Analgesic Pain Medications

Systemic analgesic medication is a form of labor medication that's often given as an injection or through an intravenous line (IV).


  • Decrease the sensation of contractions
  • Provide pain relief without total loss of feeling or muscle movement
  • Allow mom to stay awake


  • Do not totally relieve pain, but lessen the intensity
  • May cause drowsiness, nausea, or vomiting
  • May not be available within the hour before delivery

Effects on the baby:

  • These drugs pass from your bloodstream through the placenta to the baby, and can cause the baby to be drowsy.

Epidural During Labor

An epidural is a “regional block” that is injected into the spinal area. A tiny catheter is inserted into the back, just outside the spinal column.
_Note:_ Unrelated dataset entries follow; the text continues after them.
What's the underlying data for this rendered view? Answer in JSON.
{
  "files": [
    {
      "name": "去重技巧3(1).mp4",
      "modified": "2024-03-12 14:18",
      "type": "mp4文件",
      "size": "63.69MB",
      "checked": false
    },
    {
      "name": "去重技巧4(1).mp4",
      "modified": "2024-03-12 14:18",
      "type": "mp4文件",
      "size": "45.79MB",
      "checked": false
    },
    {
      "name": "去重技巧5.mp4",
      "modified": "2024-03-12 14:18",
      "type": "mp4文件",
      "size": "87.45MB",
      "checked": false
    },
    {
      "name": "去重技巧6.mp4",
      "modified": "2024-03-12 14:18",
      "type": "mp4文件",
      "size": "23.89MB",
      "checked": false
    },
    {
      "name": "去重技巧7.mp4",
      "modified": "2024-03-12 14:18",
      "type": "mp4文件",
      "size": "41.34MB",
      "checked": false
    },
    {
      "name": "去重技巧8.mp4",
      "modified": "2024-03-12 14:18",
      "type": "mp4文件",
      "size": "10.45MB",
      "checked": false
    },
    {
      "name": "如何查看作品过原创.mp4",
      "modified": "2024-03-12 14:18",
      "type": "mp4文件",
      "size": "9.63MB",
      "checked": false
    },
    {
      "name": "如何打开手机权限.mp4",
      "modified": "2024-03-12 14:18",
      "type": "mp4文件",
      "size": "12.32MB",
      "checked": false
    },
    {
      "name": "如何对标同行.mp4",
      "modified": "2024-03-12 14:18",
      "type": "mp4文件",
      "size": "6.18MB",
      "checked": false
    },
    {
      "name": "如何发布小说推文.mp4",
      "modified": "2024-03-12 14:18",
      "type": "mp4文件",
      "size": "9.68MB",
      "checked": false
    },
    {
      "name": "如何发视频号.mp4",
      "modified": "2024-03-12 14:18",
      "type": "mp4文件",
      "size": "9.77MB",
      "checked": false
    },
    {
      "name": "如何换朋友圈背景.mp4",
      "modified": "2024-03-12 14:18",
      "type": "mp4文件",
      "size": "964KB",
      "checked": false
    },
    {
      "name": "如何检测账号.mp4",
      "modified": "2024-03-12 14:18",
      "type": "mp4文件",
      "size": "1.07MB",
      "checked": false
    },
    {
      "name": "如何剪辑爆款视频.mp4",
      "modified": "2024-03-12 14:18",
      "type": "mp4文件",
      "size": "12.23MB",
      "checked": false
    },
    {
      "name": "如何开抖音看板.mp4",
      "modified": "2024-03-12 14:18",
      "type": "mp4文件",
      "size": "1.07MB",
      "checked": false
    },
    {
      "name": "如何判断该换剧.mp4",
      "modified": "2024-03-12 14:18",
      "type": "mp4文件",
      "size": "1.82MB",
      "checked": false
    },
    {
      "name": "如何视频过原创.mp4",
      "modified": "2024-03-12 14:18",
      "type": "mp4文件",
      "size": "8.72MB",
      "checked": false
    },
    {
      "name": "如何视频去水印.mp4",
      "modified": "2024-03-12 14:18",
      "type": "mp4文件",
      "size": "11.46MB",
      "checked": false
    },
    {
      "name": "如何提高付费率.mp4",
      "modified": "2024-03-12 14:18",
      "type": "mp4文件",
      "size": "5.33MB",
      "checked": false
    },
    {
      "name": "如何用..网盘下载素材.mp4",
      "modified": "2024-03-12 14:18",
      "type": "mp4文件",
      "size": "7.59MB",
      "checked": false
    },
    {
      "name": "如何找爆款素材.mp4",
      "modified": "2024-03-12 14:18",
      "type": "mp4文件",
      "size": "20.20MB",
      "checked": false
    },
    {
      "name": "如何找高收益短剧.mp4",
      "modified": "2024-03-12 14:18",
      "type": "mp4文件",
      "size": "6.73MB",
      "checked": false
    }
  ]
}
Then, one or more anesthetic and analgesic drugs can be administered through the catheter as needed.


  • Usually provides total pain relief to the lower half of the body
  • Can be used for vaginal births or cesarean births
  • Allows mom to be awake and alert throughout labor and birth
  • Allows mom to be able to rest if labor is long


  • Procedure takes about 20 minutes and another 10 to 20 minutes for the anesthetic to take effect
  • Can increase the length of labor by decreasing the quality of uterine contractions
  • Blocks motor nerves, so mom will not be able to move her legs or get out of bed
  • May lower mom's blood pressure, so it must be monitored continuously

Effects on the baby:

  • Usually none, but if the mother's blooad pressure drops, the baby's heartbeat can also be affected

Nitrous Oxide

One of the alternatives to an epidural, nitrous oxide is an inhaled analgesic gas you may have also heard called “laughing gas.” It is self administered through a mask, allowing you to breathe the gas during a contraction and remove the mask when it's finished.


  • Quick, easy, and safe
  • Can be started or discontinued quickly and easily
  • No effect on labor progress or quality of contractions
  • Mom remains alert and able to move around


  • Some women may feel drowsy, lightheaded, or euphoric
  • Some women find it's not very effective in decreasing pain
  • Can cause nausea

Effects on the baby:

  • No significant adverse effects, as the gas is cleared from the mother's body within a few breaths after she stops inhaling it

Local Block

This type of pain relief for birth involves an injection of a numbing medication into the perineal area at the time of birth.


  • Allows the mother to be awake for the birth, and provides anesthesia for the episiotomy and subsequent repair
  • Usually has no negative side effects


  • Does not help with discomfort of labor contractions

Effects on the baby:

  • None

General Anesthesia

An IV is administered with drugs to make the mom drowsy, which is followed by the administration of a gas that is inhaled through a mask or breathing tube, causing mom to lose consciousness. This is only administered at the time of birth.


  • Can be administered quickly, so it's beneficial if any unforeseen complications arise
  • Mom is not awake and does not feel pain


  • Mom is asleep for the birth
  • Can cause nausea and vomiting after awakening

Effects on the baby:

  • These drugs pass quickly through the mother's bloodstream, through the placenta to the baby, so the baby may become drowsy and require help breathing after birth

It's important to keep in mind that every woman's labor is unique. You can't anticipate in advance how much discomfort or pain you'll experience during labor or how you'll respond to it. Many factors influence what your pain relief or medication needs will be, so discuss these options with your healthcare provider beforehand so you'll be prepared. For more information, support, and advice, check out our other guides to giving birth and starting your new family life.

Preparing for childbirth

Leave a comment

All comments are moderated before being published

Let us know what you think

Add your comments and feedback. We love hearing from you.

Popular posts

  1. How Many Weeks Pregnant Am I?
  2. An Overview of the Pregnancy Trimesters
  3. Nesting During Pregnancy: Much More Than a Myth

Featured products

Save 11%

Product's name

R 77 R 87
In stock
Save 11%

Product's name

R 77 R 87
In stock